“Norm of the North” is as entertaining as you’d think a children’s cartoon starring Deuce Bigalow: Male Gigolo will be. It’s cut rate Saturday morning cartoon level animation—some scenes don’t even look fully rendered—that relies on kid-friendly characters rather than story or jokes. In other words, if “Inside Out” is the Ferrari of kids animation, sleek and well-made, “Norm of the North” is the Edsel.
It assumes children don’t need entertainment that works on any other level than, ”Where can I buy a cute stuffed Norm doll?” Despite its family friendly messages about friends, family and loyalty, the movie doesn’t try and disguise its cynical heart. At the spokesbear audition Vera gushes over Norm, “He’s cute and marketable, it’s perfect.” You can only imagine a similar conversation in the design phase for this movie. Also, is Norm’s description of Mr. Greene as “a creepy one note villain” dialogue from the script or a passage from the stage directions that accidentally made it into the film? It’s hard to know.

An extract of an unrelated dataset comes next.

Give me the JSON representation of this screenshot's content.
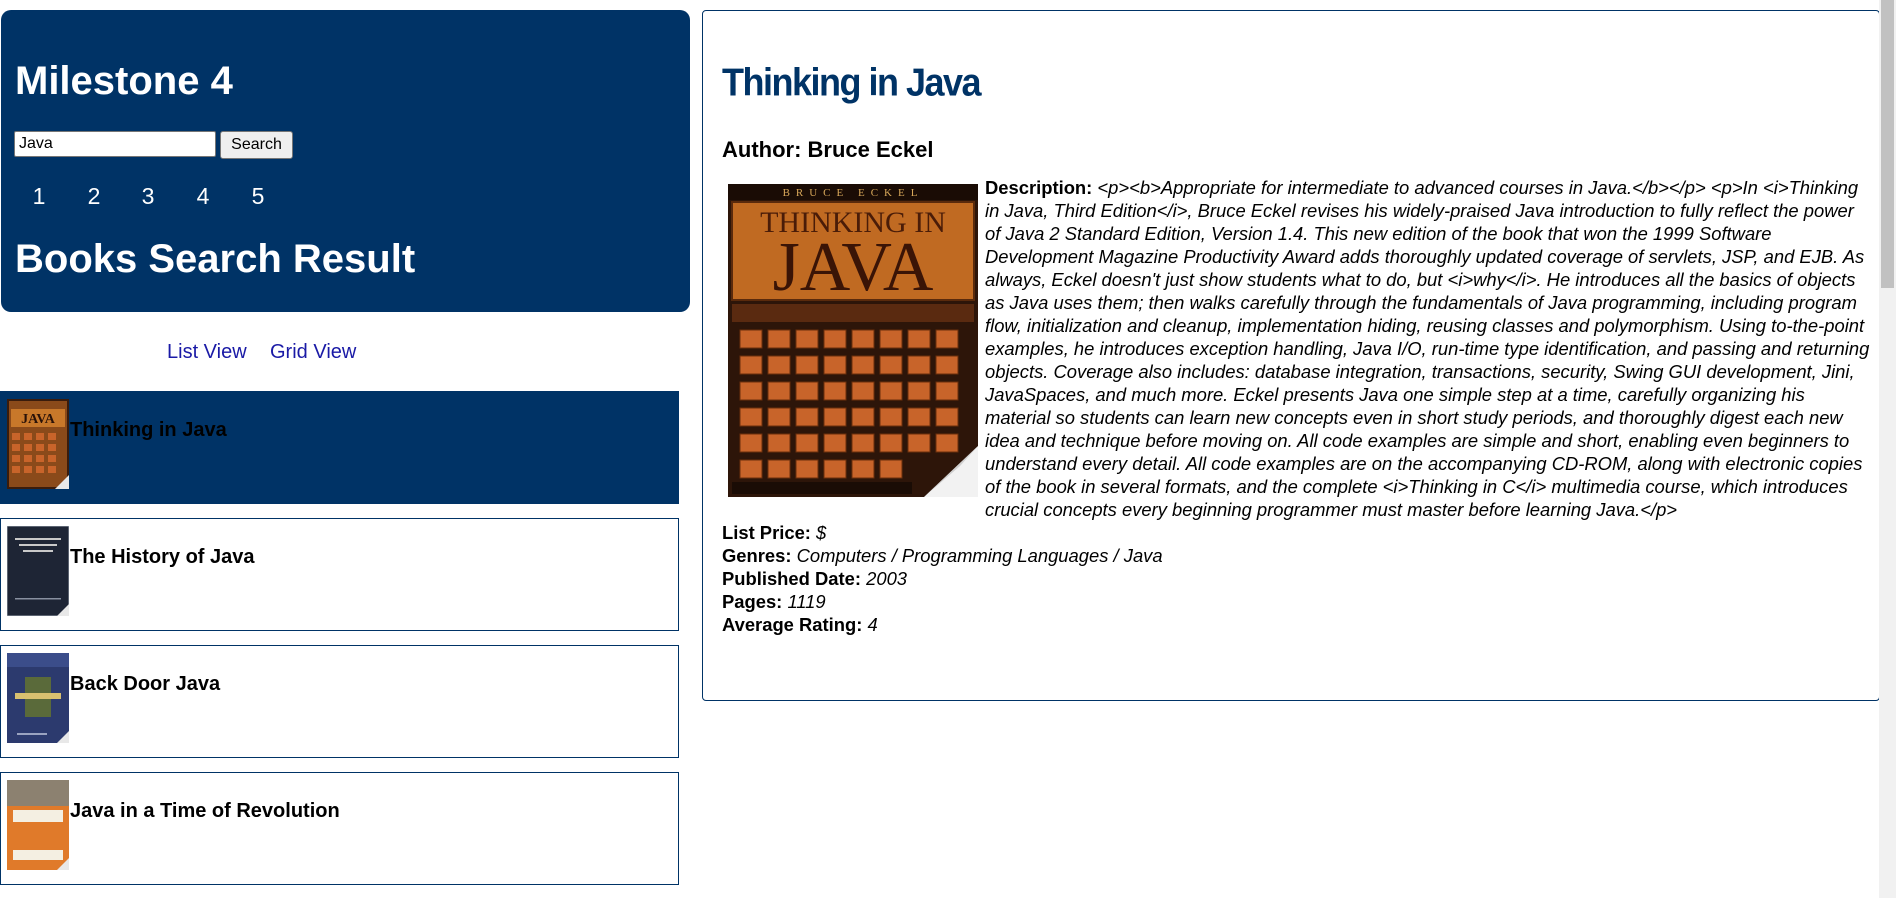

“Norm of the North” has little to recommend it. Padded with dance numbers—two in the first fifteen minutes alone—and montages, the best that can be said is that bad movies like this are important to remind us that the Pixar movies aren’t flukes.
The once edgy comics of “Saturday Night Live” have gotten older and a little rounder in the middle but judging by their work in the ironically named “Grown Ups” they haven’t actually grown up.

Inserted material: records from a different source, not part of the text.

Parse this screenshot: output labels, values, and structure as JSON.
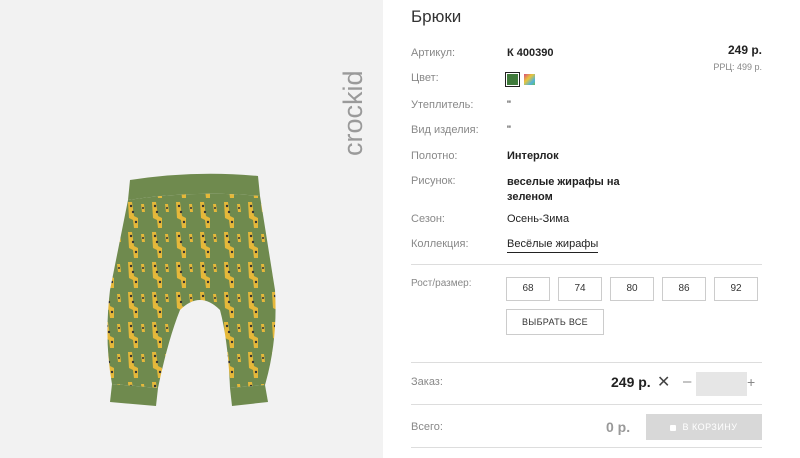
{
  "product": {
    "title": "Брюки",
    "brand_logo": "crockid",
    "image_icon": "pants-giraffe-print-image"
  },
  "details": [
    {
      "label": "Артикул:",
      "value": "К 400390"
    },
    {
      "label": "Цвет:",
      "value": ""
    },
    {
      "label": "Утеплитель:",
      "value": "\""
    },
    {
      "label": "Вид изделия:",
      "value": "\""
    },
    {
      "label": "Полотно:",
      "value": "Интерлок"
    },
    {
      "label": "Рисунок:",
      "value": "веселые жирафы на зеленом"
    },
    {
      "label": "Сезон:",
      "value": "Осень-Зима"
    },
    {
      "label": "Коллекция:",
      "value": "Весёлые жирафы"
    }
  ],
  "pricing": {
    "price": "249 р.",
    "rrc": "РРЦ: 499 р."
  },
  "colors": {
    "swatch_selected": "#3f7a3b",
    "swatch_multicolor": "multicolor"
  },
  "sizes": {
    "label": "Рост/размер:",
    "options": [
      "68",
      "74",
      "80",
      "86",
      "92"
    ],
    "select_all": "ВЫБРАТЬ ВСЕ"
  },
  "order": {
    "label": "Заказ:",
    "price": "249 р.",
    "remove_icon": "close-icon",
    "minus": "–",
    "plus": "+",
    "quantity": ""
  },
  "total": {
    "label": "Всего:",
    "value": "0 р.",
    "cart_button": "В КОРЗИНУ"
  }
}
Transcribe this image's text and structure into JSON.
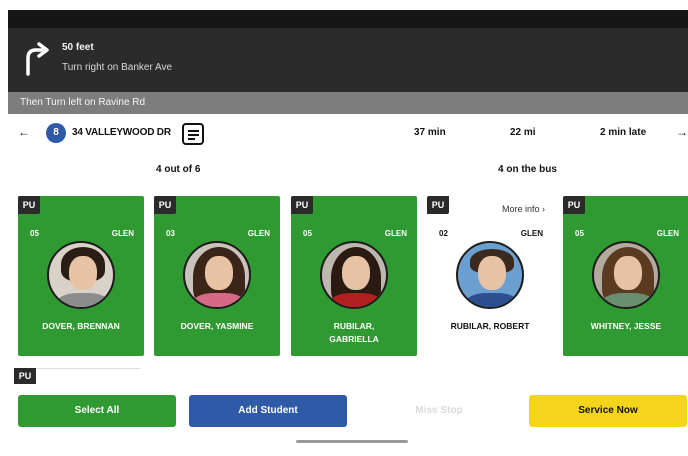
{
  "navigation": {
    "turn_icon": "turn-right-arrow-icon",
    "distance": "50 feet",
    "instruction": "Turn right on Banker Ave",
    "then_instruction": "Then Turn left on Ravine Rd"
  },
  "stop": {
    "number": "8",
    "address": "34 VALLEYWOOD DR",
    "eta": "37 min",
    "miles": "22 mi",
    "status": "2 min late"
  },
  "counts": {
    "picked": "4 out of 6",
    "on_bus": "4 on the bus"
  },
  "students": [
    {
      "tag": "PU",
      "num": "05",
      "school": "GLEN",
      "name": "DOVER, BRENNAN",
      "status": "picked-up"
    },
    {
      "tag": "PU",
      "num": "03",
      "school": "GLEN",
      "name": "DOVER, YASMINE",
      "status": "picked-up"
    },
    {
      "tag": "PU",
      "num": "05",
      "school": "GLEN",
      "name": "RUBILAR, GABRIELLA",
      "status": "picked-up"
    },
    {
      "tag": "PU",
      "num": "02",
      "school": "GLEN",
      "name": "RUBILAR, ROBERT",
      "status": "pending",
      "more_info": "More info ›"
    },
    {
      "tag": "PU",
      "num": "05",
      "school": "GLEN",
      "name": "WHITNEY, JESSE",
      "status": "picked-up"
    }
  ],
  "next_row_tag": "PU",
  "actions": {
    "select_all": "Select All",
    "add_student": "Add Student",
    "disabled": "Miss Stop",
    "service_now": "Service Now"
  },
  "colors": {
    "picked_green": "#2f9a31",
    "blue": "#2f5aa8",
    "yellow": "#f4d51b",
    "nav_dark": "#2b2b2b"
  }
}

Adam Sandler, Chris Rock, David Spade, Kevin James and Rob Schneider star in this celebration of arrested adolescence as five friend s reunited at the funeral of the beloved high school basketball coach. All married, except for the childlike Spade, they are at different stages of their lives. Schneider is a new age guru with a much older wife, Rock is a henpecked house husband, Sandler the hottest agent in Hollywood, with the hot wife (Salma Hayek) and James is the fat guy who falls down a lot. Like, a lot a lot. To spread their coach’s ashes they head to a cottage by a lake to spend the weekend, reconnect and endlessly trade good natured jibes. Over the course of the Fourth of July weekend their spoiled kids learn to live without cell phones, the boys play a dangerous game with a bow and arrow and ogle Schneider’s babelicious daughters.
“Grown Ups” isn’t quite rude enough for the Apatow crowd, but yet, not quite family friendly enough for grandma and the kids. For every outrageous joke about breast milk there’s a faux emotive or cutesy kid moment. The one liners come fast and furious—these guys only seem to be able to communicate by busting one another’s chops—but for the first hour there is precious little in the way of real jokes. It’s titter worthy rather than laugh out loud funny.
The guys have good chemistry, which they should, having spent years doing live television together, but it looks like the kind of movie that might have been more fun to make than to watch. These are (mostly) likeable actors but they’re not doing their most likeable work here. Sandler, for instance ruins a funny moment when his daughter says, “I want to get chocolate wasted!” with a snorting reaction that steps on the joke.
In the second hour Sandler is in heart warming mode but even this comes off as false. He spends the whole movie shrugging off his “Mr. Hollywood” nickname, but then in the climax—and I’ll be careful not to give anything away here—acts like a rich city slicker doing the local yokels a favor.
Luckily Sandler regular Steve Buscemi and the mangling of the name of a Canadian city provide some silly laughs.
“Grown Ups” is lowbrow with warm and fuzzy aspirations but misses the mark.